    If you just want to lose weight, and don't actually care about lean muscle mass (if you're OK looking good only when clothed), you can eat at a larger deficit with no exercise and/or do lots and lots of cardio as your only source of exercise. Trust me on this one - I haven't been doing the weights like I should and that's part of the reason my body fat percent is not changing and still a tad high even though my BMI is rapidly approaching normal. I'm not unhealthy by any stretch, but if I had put more emphasis and time into lifting, I'd probably have burned off more fat and have a little more 6-pack, a little less keg.
    Absolutely spot on!
  • heybales
    heybales Posts: 18,842 Member
    Can you give me a rough break down of the kind of diet you would suggest for me? What percentage of carbohydrates, fats, and protein?

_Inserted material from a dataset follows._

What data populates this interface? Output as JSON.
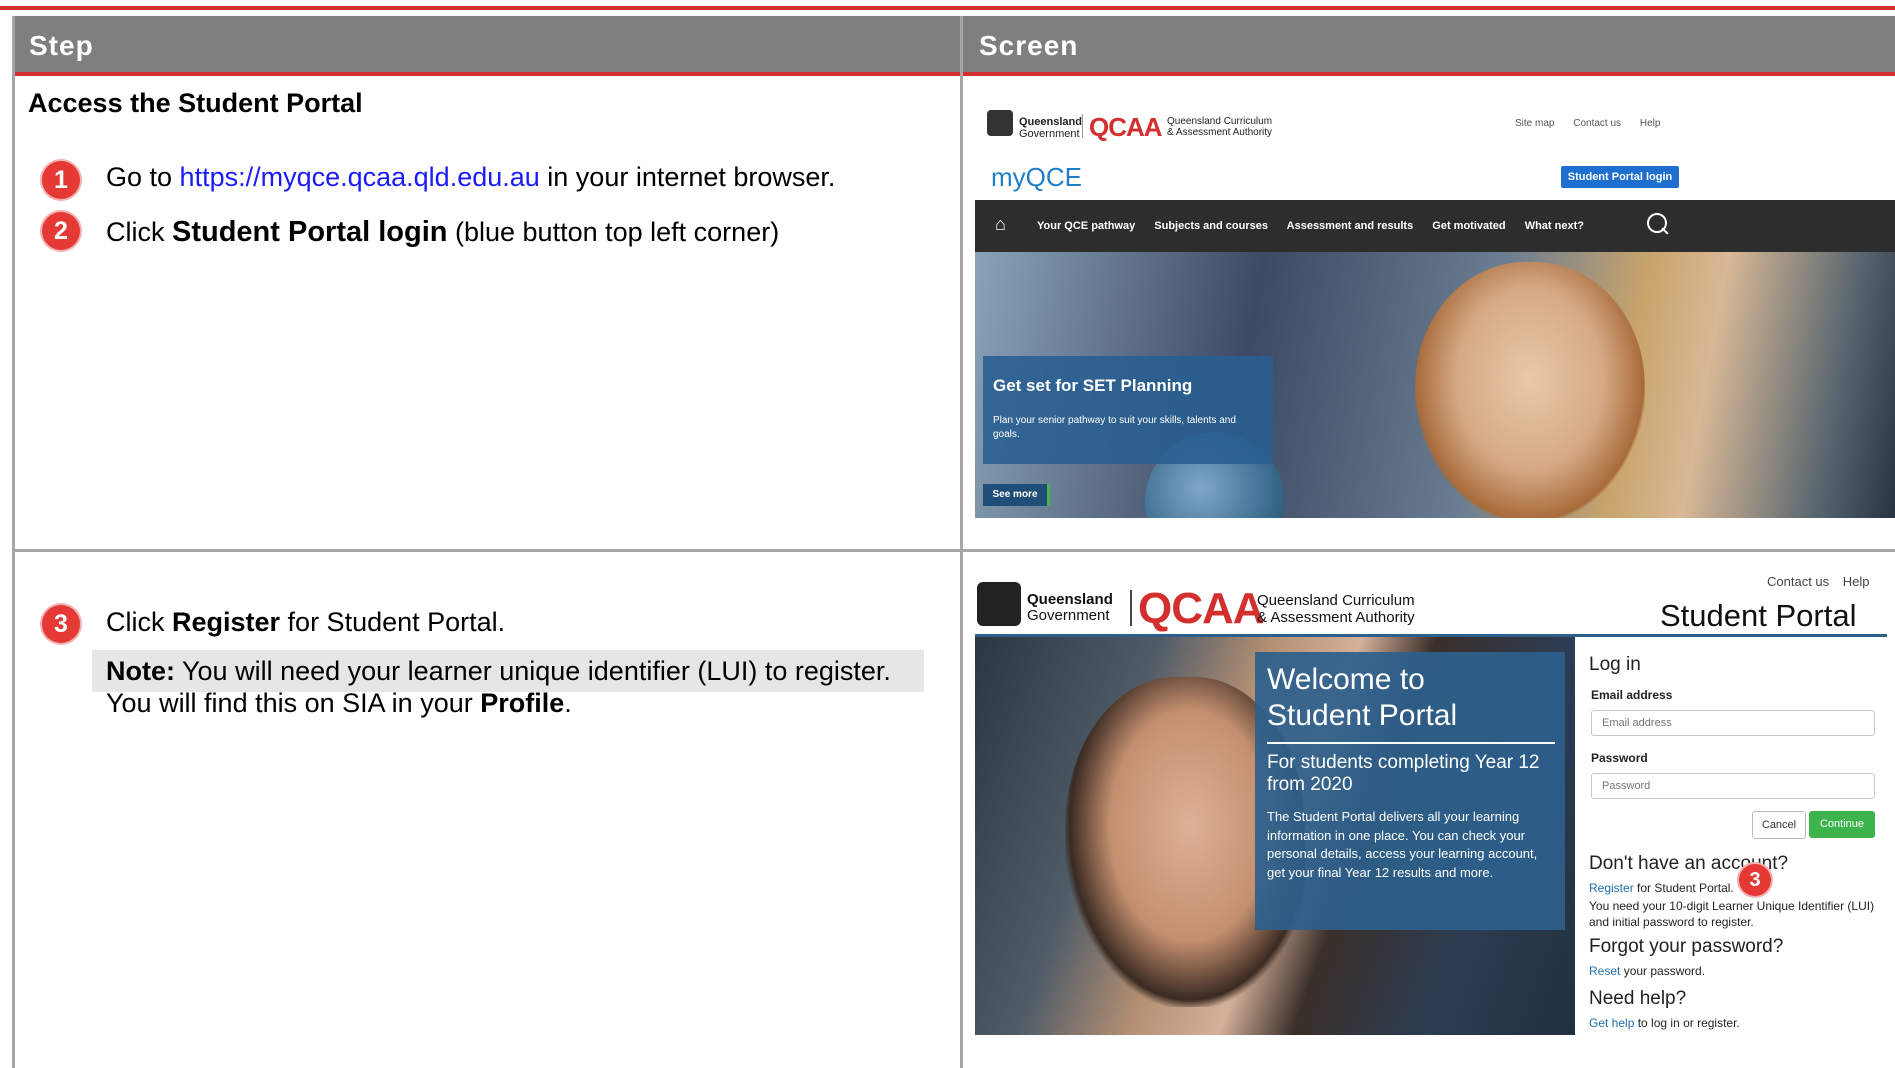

    I'm 24 years old
    5'7''
    33% body fat - I had this measured by a friend last night who is also a personal trainer
    workout 6 days a week, 3 strength training, 3 day cardio
    I work a desk job
    no medical problems

    Well, the one stat you failed to mention, current weight. So adding 22 goal loss to a ideal goal weight of 135 is 157.

    If that exercise is about 1 hr daily then.
    2036 daily calorie burn for everything, weekly avg taken to daily avg.
    15% deficit appropriate for so little to lose.
    Eat 1730 each day, workout or not.

    If you actually miss a planned workout, skip 200 cal's that day. if you make it up, eat 200 more that day.

    And for your exercise, make the lifting heavier by making the cardio easier. If you press the cardio too intense on the between days, you won't get full benefit from the lifting on the other days.
    Since the lifting will get best results, more focus on that.

    Macros, keep it simple at 40/30/30 popular ratio.